Albeit Whole Foods' sales increased 10% in the first quarter, its earnings were level. Because of the fact that Whole Foods trades at an expensive P/E degree of 25, a level earnings performance is disappointing. Furthermore, administration's standpoint was also concerning.
Whole Foods was before a pioneer in regular and natural foods, as a result of which investors esteemed it more than its peers. In any case, the organization's development pulled in consideration from rivals and made Whole Foods powerless against rivalry.
The opposition is intensifying
Presently, numerous mainstream retailers such as Kroger (NYSE:KR), Safeway (NYSE:SWY), The Fresh Market (NASDAQ:TFM), and Wal-Mart (NYSE:WMT) have entered this segment. Wal-Mart (NYSE:WMT), for instance, as of late entered into an arrangement with Wild Oats to sell natural nourishment products at lower prices.

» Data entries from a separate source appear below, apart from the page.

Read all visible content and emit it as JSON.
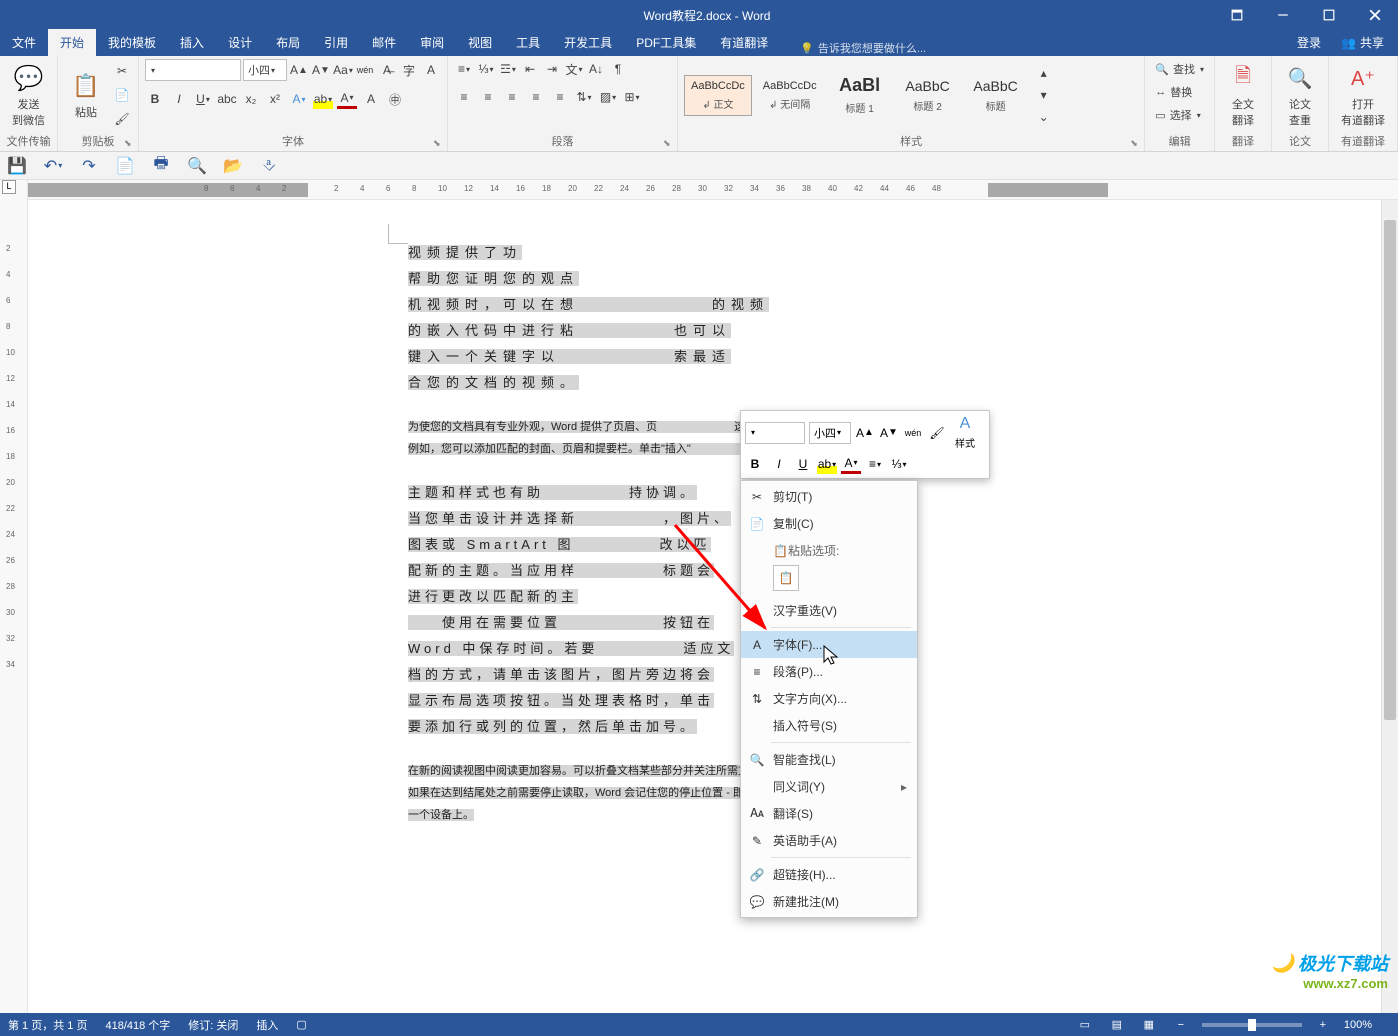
{
  "title": "Word教程2.docx - Word",
  "tabs": {
    "file": "文件",
    "home": "开始",
    "templates": "我的模板",
    "insert": "插入",
    "design": "设计",
    "layout": "布局",
    "references": "引用",
    "mailings": "邮件",
    "review": "审阅",
    "view": "视图",
    "tools": "工具",
    "devtools": "开发工具",
    "pdf": "PDF工具集",
    "youdao": "有道翻译"
  },
  "tell_me": "告诉我您想要做什么...",
  "login": "登录",
  "share": "共享",
  "ribbon": {
    "send_wechat": "发送\n到微信",
    "file_transfer": "文件传输",
    "paste": "粘贴",
    "clipboard": "剪贴板",
    "font_name": "",
    "font_size": "小四",
    "font_group": "字体",
    "para_group": "段落",
    "style_group": "样式",
    "edit_group": "编辑",
    "fulltext_trans": "全文\n翻译",
    "thesis_check": "论文\n查重",
    "open_youdao": "打开\n有道翻译",
    "translate": "翻译",
    "thesis": "论文",
    "youdao_grp": "有道翻译",
    "find": "查找",
    "replace": "替换",
    "select": "选择",
    "styles": {
      "normal": {
        "preview": "AaBbCcDc",
        "name": "↲ 正文"
      },
      "nospace": {
        "preview": "AaBbCcDc",
        "name": "↲ 无间隔"
      },
      "h1": {
        "preview": "AaBl",
        "name": "标题 1"
      },
      "h2": {
        "preview": "AaBbC",
        "name": "标题 2"
      },
      "title": {
        "preview": "AaBbC",
        "name": "标题"
      }
    }
  },
  "mini": {
    "font_name": "",
    "font_size": "小四",
    "styles_label": "样式"
  },
  "context_menu": {
    "cut": "剪切(T)",
    "copy": "复制(C)",
    "paste_options": "粘贴选项:",
    "han_reselect": "汉字重选(V)",
    "font": "字体(F)...",
    "paragraph": "段落(P)...",
    "text_direction": "文字方向(X)...",
    "insert_symbol": "插入符号(S)",
    "smart_lookup": "智能查找(L)",
    "synonyms": "同义词(Y)",
    "translate": "翻译(S)",
    "english_assistant": "英语助手(A)",
    "hyperlink": "超链接(H)...",
    "new_comment": "新建批注(M)"
  },
  "doc": {
    "p1": "视频提供了功\n帮助您证明您的观点\n机视频时，可以在想　　　　　　　的视频\n的嵌入代码中进行粘　　　　　也可以\n键入一个关键字以　　　　　　索最适\n合您的文档的视频。",
    "p2": "为使您的文档具有专业外观，Word 提供了页眉、页　　　　　　　这些设计可互为补充。\n例如，您可以添加匹配的封面、页眉和提要栏。单击\"插入\"　　　　　　　所需元素。",
    "p3": "主题和样式也有助　　　　　持协调。\n当您单击设计并选择新　　　　　，图片、\n图表或 SmartArt 图　　　　　改以匹\n配新的主题。当应用样　　　　　标题会\n进行更改以匹配新的主\n　　使用在需要位置　　　　　　按钮在\nWord 中保存时间。若要　　　　　适应文\n档的方式，请单击该图片，图片旁边将会\n显示布局选项按钮。当处理表格时，单击\n要添加行或列的位置，然后单击加号。",
    "p4": "在新的阅读视图中阅读更加容易。可以折叠文档某些部分并关注所需文本。\n如果在达到结尾处之前需要停止读取，Word 会记住您的停止位置 - 即使在另\n一个设备上。"
  },
  "ruler_h": [
    "8",
    "6",
    "4",
    "2",
    "",
    "2",
    "4",
    "6",
    "8",
    "10",
    "12",
    "14",
    "16",
    "18",
    "20",
    "22",
    "24",
    "26",
    "28",
    "30",
    "32",
    "34",
    "36",
    "38",
    "40",
    "42",
    "44",
    "46",
    "48"
  ],
  "ruler_v": [
    "",
    "2",
    "4",
    "6",
    "8",
    "10",
    "12",
    "14",
    "16",
    "18",
    "20",
    "22",
    "24",
    "26",
    "28",
    "30",
    "32",
    "34"
  ],
  "status": {
    "page": "第 1 页，共 1 页",
    "words": "418/418 个字",
    "track": "修订: 关闭",
    "insert": "插入",
    "zoom": "100%"
  },
  "watermark": {
    "line1": "极光下载站",
    "line2": "www.xz7.com"
  }
}
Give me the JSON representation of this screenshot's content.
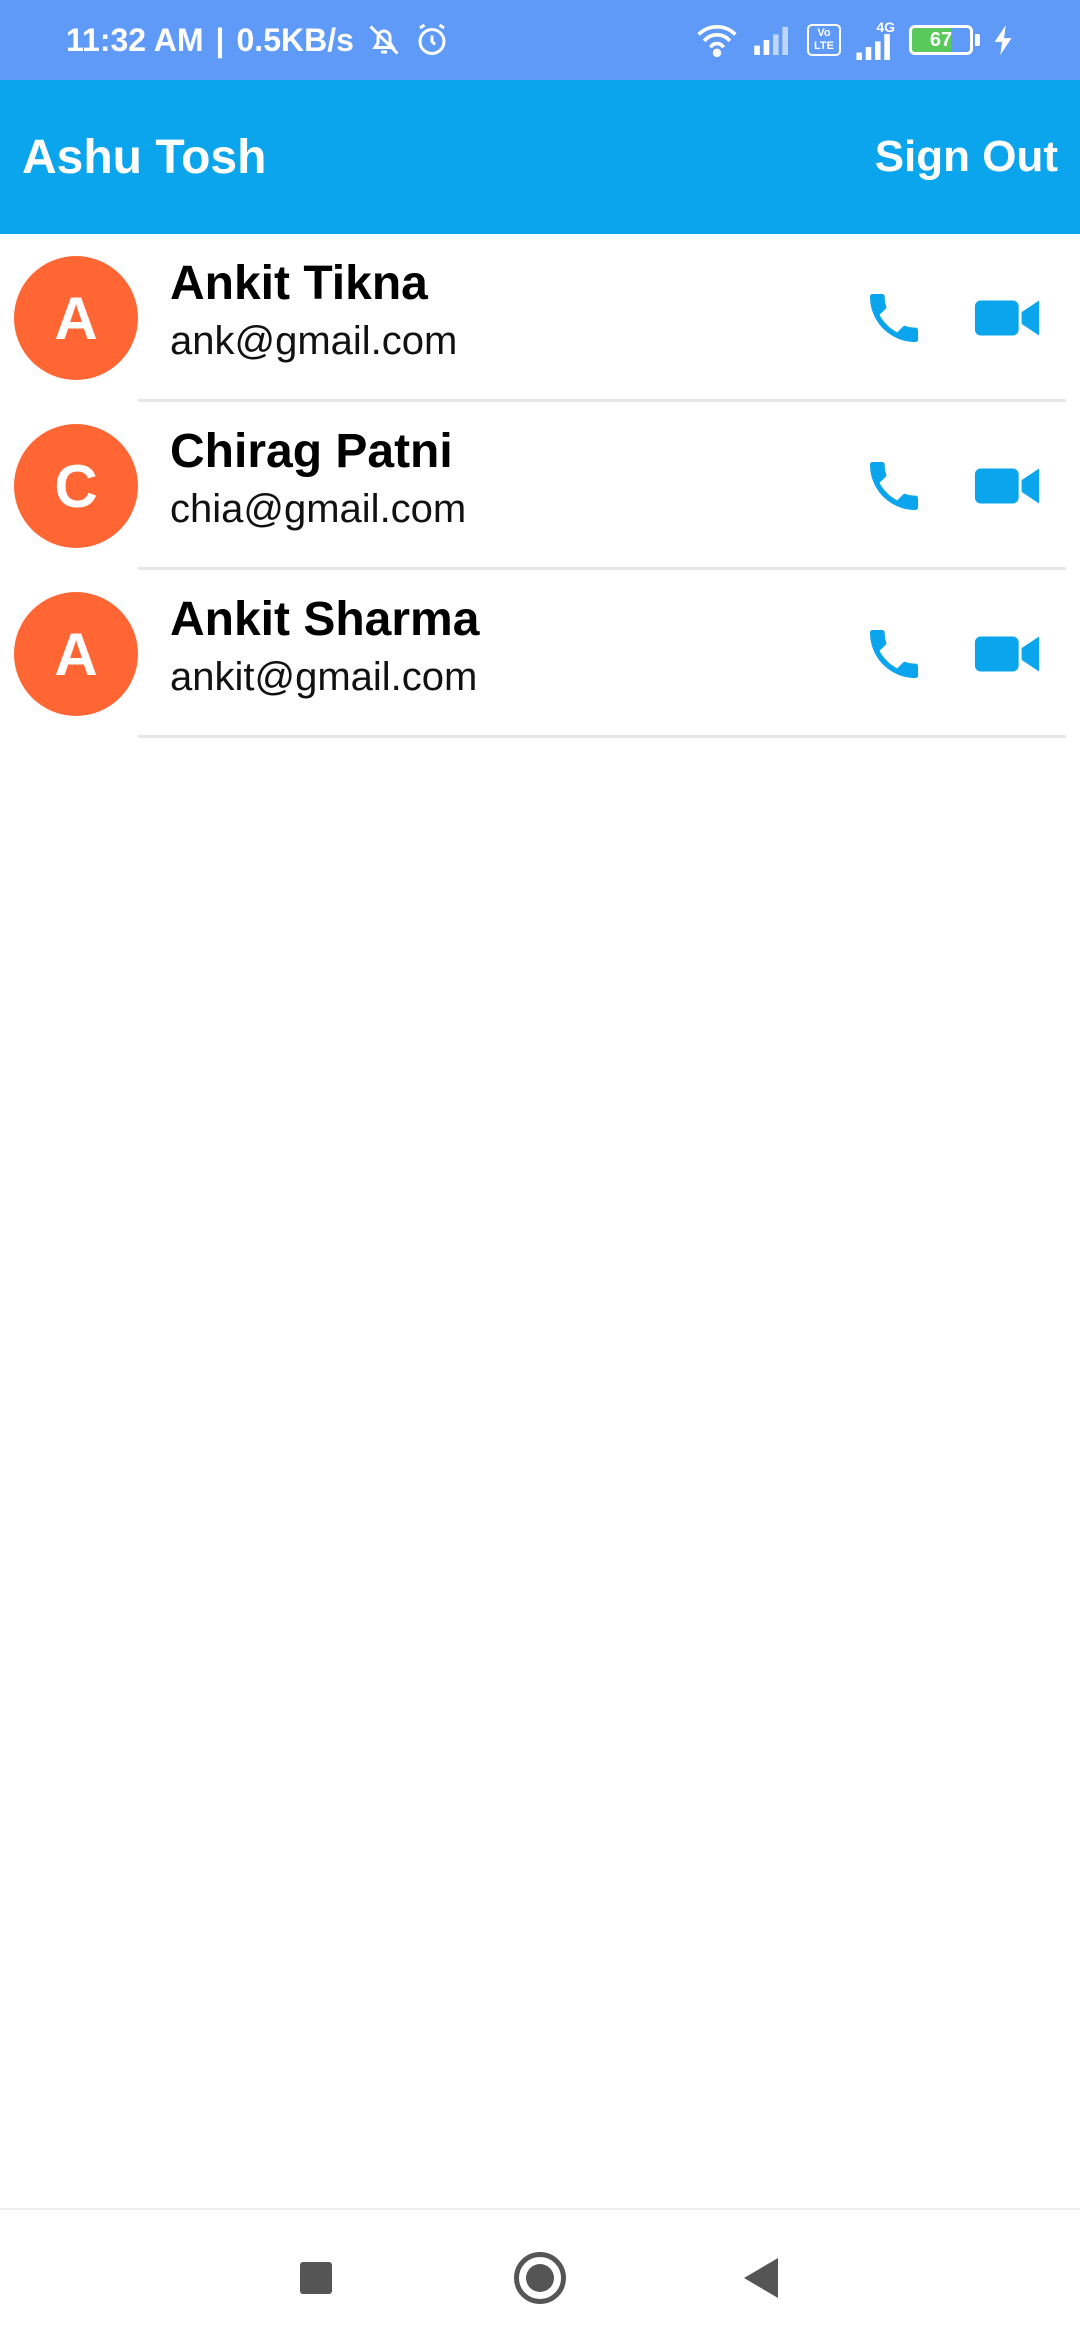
{
  "status_bar": {
    "time": "11:32 AM",
    "separator": "|",
    "network_speed": "0.5KB/s",
    "battery_level": "67",
    "battery_percent": 67,
    "icons": [
      "mute-icon",
      "alarm-icon",
      "wifi-icon",
      "signal-icon",
      "volte-icon",
      "signal-4g-icon",
      "battery-icon",
      "charging-icon"
    ],
    "volte_label_top": "Vo",
    "volte_label_bottom": "LTE",
    "network_type": "4G"
  },
  "app_bar": {
    "title": "Ashu Tosh",
    "sign_out_label": "Sign Out"
  },
  "contacts": [
    {
      "initial": "A",
      "name": "Ankit Tikna",
      "email": "ank@gmail.com"
    },
    {
      "initial": "C",
      "name": "Chirag Patni",
      "email": "chia@gmail.com"
    },
    {
      "initial": "A",
      "name": "Ankit Sharma",
      "email": "ankit@gmail.com"
    }
  ],
  "colors": {
    "status_bar": "#5f9af8",
    "app_bar": "#0aa5ec",
    "avatar": "#ff6634",
    "action_icons": "#0aa5ec",
    "battery_fill": "#58c95a"
  },
  "nav_bar": {
    "icons": [
      "recents-icon",
      "home-icon",
      "back-icon"
    ]
  }
}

Henceforth, the opposition in the natural foods market has increased, and Whole Foods is continuously compelled to make necessary moves to stay in front of peers. Whole Foods is venturing into low-income neighborhoods, smaller cities and suburbs. Remembering this, it as of late opened stores in West Des Moines, Detroit and Iowa, with one in the south side of Chicago expected one year from now. Prior, Whole Foods was focused on giving its products to the high-income class, and its prerogative drop down the income anchor will compel it to cut valuing, making pressure on the margins in the process.
Whole Foods' expansion plans don't stop here. Since the first quarter, it has included eight stores in six new markets. It is of the assumption that its EVA-based methodology to site selection will empower it to succeed in diverse markets such as Jackson, Mississippi, and San Luis Obispo, California. Presently, these expansion moves will require capital investments and again put pressure on Whole Foods' earnings going ahead.
Going ahead, administration is optimistic about its prospects. Likewise, Whole Foods is anticipating itself as more than just a market. As indicated by administration, "We are a restaurant and chief brand with sales of $2.5 billion in ready foods and bread kitchen and $1.7 billion in exclusive brands in the last year."
Moreover, the organization is enhancing its customer experience by investing in technology, which will empower them to join with its customers. The organization anticipates that it will add share as the interest for fresh, solid sustenance rises.
Plainly, administration remains optimistic about Whole Foods' prospects. Then again, it can't be denied that the organization is confronting stiff rivalry in the business. At the same time, its valuation isn't luring. As stated prior, Whole Foods is expensive in terms of last year's earnings, which can be said because its earnings are expected to develop at a CAGR of 13.5% through the following five years, underneath the industry normal. It also has a PEG proportion of 1.86, which again reflects that the stock is exaggerated. As such, it would be a decent thought for investors to stay far from Whole Foods, and in the event that they hold it in their portfolio, it is high time to think of exiting it.